WHAT YOU SHOULD DO -> The answer must be a single number: the count of lines in the data below that hold the word "each".

Website and app data records
━━━━━━━━━━

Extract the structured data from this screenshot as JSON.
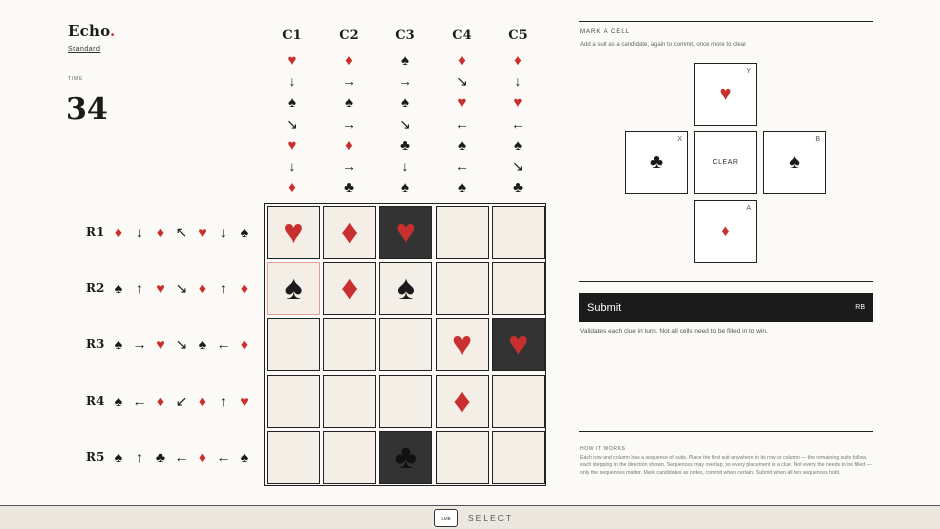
{
  "brand": {
    "name": "Echo",
    "dot": ".",
    "mode": "Standard"
  },
  "timer": {
    "label": "TIME",
    "value": "34"
  },
  "columns": [
    {
      "label": "C1",
      "clues": [
        "heart",
        "down",
        "spade",
        "down-right",
        "heart",
        "down",
        "diamond"
      ]
    },
    {
      "label": "C2",
      "clues": [
        "diamond",
        "right",
        "spade",
        "right",
        "diamond",
        "right",
        "club"
      ]
    },
    {
      "label": "C3",
      "clues": [
        "spade",
        "right",
        "spade",
        "down-right",
        "club",
        "down",
        "spade"
      ]
    },
    {
      "label": "C4",
      "clues": [
        "diamond",
        "down-right",
        "heart",
        "left",
        "spade",
        "left",
        "spade"
      ]
    },
    {
      "label": "C5",
      "clues": [
        "diamond",
        "down",
        "heart",
        "left",
        "spade",
        "down-right",
        "club"
      ]
    }
  ],
  "rows": [
    {
      "label": "R1",
      "clues": [
        "diamond",
        "down",
        "diamond",
        "up-left",
        "heart",
        "down",
        "spade"
      ]
    },
    {
      "label": "R2",
      "clues": [
        "spade",
        "up",
        "heart",
        "down-right",
        "diamond",
        "up",
        "diamond"
      ]
    },
    {
      "label": "R3",
      "clues": [
        "spade",
        "right",
        "heart",
        "down-right",
        "spade",
        "left",
        "diamond"
      ]
    },
    {
      "label": "R4",
      "clues": [
        "spade",
        "left",
        "diamond",
        "down-left",
        "diamond",
        "up",
        "heart"
      ]
    },
    {
      "label": "R5",
      "clues": [
        "spade",
        "up",
        "club",
        "left",
        "diamond",
        "left",
        "spade"
      ]
    }
  ],
  "board": [
    [
      {
        "s": "heart",
        "st": "light"
      },
      {
        "s": "diamond",
        "st": "light"
      },
      {
        "s": "heart",
        "st": "dark"
      },
      {
        "s": "",
        "st": "light"
      },
      {
        "s": "",
        "st": "light"
      }
    ],
    [
      {
        "s": "spade",
        "st": "selected"
      },
      {
        "s": "diamond",
        "st": "light"
      },
      {
        "s": "spade",
        "st": "light"
      },
      {
        "s": "",
        "st": "light"
      },
      {
        "s": "",
        "st": "light"
      }
    ],
    [
      {
        "s": "",
        "st": "light"
      },
      {
        "s": "",
        "st": "light"
      },
      {
        "s": "",
        "st": "light"
      },
      {
        "s": "heart",
        "st": "light"
      },
      {
        "s": "heart",
        "st": "dark"
      }
    ],
    [
      {
        "s": "",
        "st": "light"
      },
      {
        "s": "",
        "st": "light"
      },
      {
        "s": "",
        "st": "light"
      },
      {
        "s": "diamond",
        "st": "light"
      },
      {
        "s": "",
        "st": "light"
      }
    ],
    [
      {
        "s": "",
        "st": "light"
      },
      {
        "s": "",
        "st": "light"
      },
      {
        "s": "club",
        "st": "dark"
      },
      {
        "s": "",
        "st": "light"
      },
      {
        "s": "",
        "st": "light"
      }
    ]
  ],
  "panel": {
    "title": "MARK A CELL",
    "hint": "Add a suit as a candidate, again to commit, once more to clear",
    "keys": {
      "y": {
        "label": "Y",
        "suit": "heart"
      },
      "x": {
        "label": "X",
        "suit": "club"
      },
      "clear": {
        "text": "CLEAR"
      },
      "b": {
        "label": "B",
        "suit": "spade"
      },
      "a": {
        "label": "A",
        "suit": "diamond"
      }
    },
    "submit": {
      "label": "Submit",
      "hint": "RB"
    },
    "validate": "Validates each clue in turn. Not all cells need to be filled in to win.",
    "how_title": "HOW IT WORKS",
    "how_text": "Each row and column has a sequence of suits. Place the first suit anywhere in its row or column — the remaining suits follow, each stepping in the direction shown. Sequences may overlap, so every placement is a clue. Not every the needs to be filled — only the sequences matter. Mark candidates as notes, commit when certain. Submit when all ten sequences hold."
  },
  "footer": {
    "button": "LMB",
    "action": "SELECT"
  },
  "colors": {
    "red": "#c8302f",
    "black": "#1b1b1b",
    "cell": "#f3efe6",
    "dark_cell": "#333333"
  }
}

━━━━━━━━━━

EXERCISE RESULT -> 2